We had the chance to get together with our friends Yumiko and Dan Tanno who took us to another fun, first time restaurant and food type here in Tokyo called Kushi-age. Kushi-age is a Japanese style deep fried Kebob. In Japanese, Kushi refers to the skewers used. For Kushi-age, you take small pieces of meat and vegetables, place them on a skewer, coat them in wheat flour, dip them in breadcrumbs and put them in a deep fryer. We had deep fried cheese, asparagus, crab, broccoli, sweet potato, and meat. We also had a plate of sashimi (octopus, tuna, white fish and smoked oyster) as well as organic vegetables with a few different sauces to dip them in. Kushi-age is regional to Osaka, but you can find it in random places throughout Japan as well.

After dinner, we walked by what I would call the closest thing to a U.S. Casino. I have seen a ton of Pachinko places, but not many slot machine type places. I had to go in and take a few pictures for my parents (whose love of casinos is well known!), and we ended up playing for a little while.

Tuesday, January 17, 2012

Maya's 9th Birthday Celebration

This year I gave the girls the choice between having a birthday party with friends, or inviting one friend to spend the day with them at Disney. Maya chose to ask her friend Ainsley to go to Disney. Because Disney Tokyo is loved by all Japanese, we knew that we would have to skip a day of school to go, so we could get on rides and have a good day. We chose Tuesday, January 17th. Maya was nice enough to invite Hanna to join us, and Ainsley's mom Jenny also came with us. To our delight, Disney was not packed full of people. We were able to  go on all the rides we wanted to, some twice or three times, with no longer than a 15-20 minute wait. The weather was chilly (we had to wear our winter coats), the park was not busy and all three kids got along fantastically. It was truly a wonderful way to celebrate Maya's 9th birthday- one I do not think we will forget!

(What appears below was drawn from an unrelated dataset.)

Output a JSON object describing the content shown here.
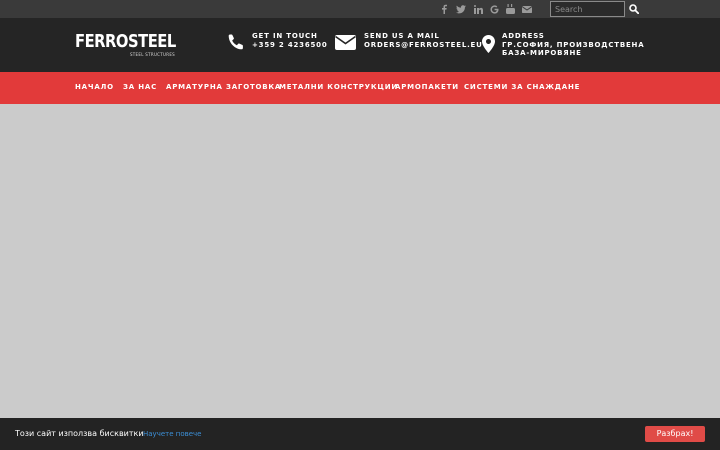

When we moved to Japan, Maya was 6, turning 7 in February. She had short blond hair, which she insisted on having me flat iron EVERY DAY. She had only lost a few teeth, she was super shy, a lot smaller and devastated that we moved to Japan. Now, she is nearly 9, has long, beautiful curly hair that has turned darker in color, is active in after school activities (Taiko and after school rec), has made a ton of friends, walks to the train station and the grocery store by herself, and is an overall wonderful daughter. She loves to spend the last 10 minutes before bed laying down and telling me all about her day, what she did at school, what she learned and the drama that goes on with girls her age. I love every minute of it and I love our conversations. She has definitely become a lot more fun to hang around and talk to, loves to sing (a lot) and is very into solving "mysteries" and playing school with the younger kids in our building. I couldn't ask for a more fun, caring, kind and awesome 9 year old daughter- we love her so much and are so grateful that she is in our family! We love you Maya!!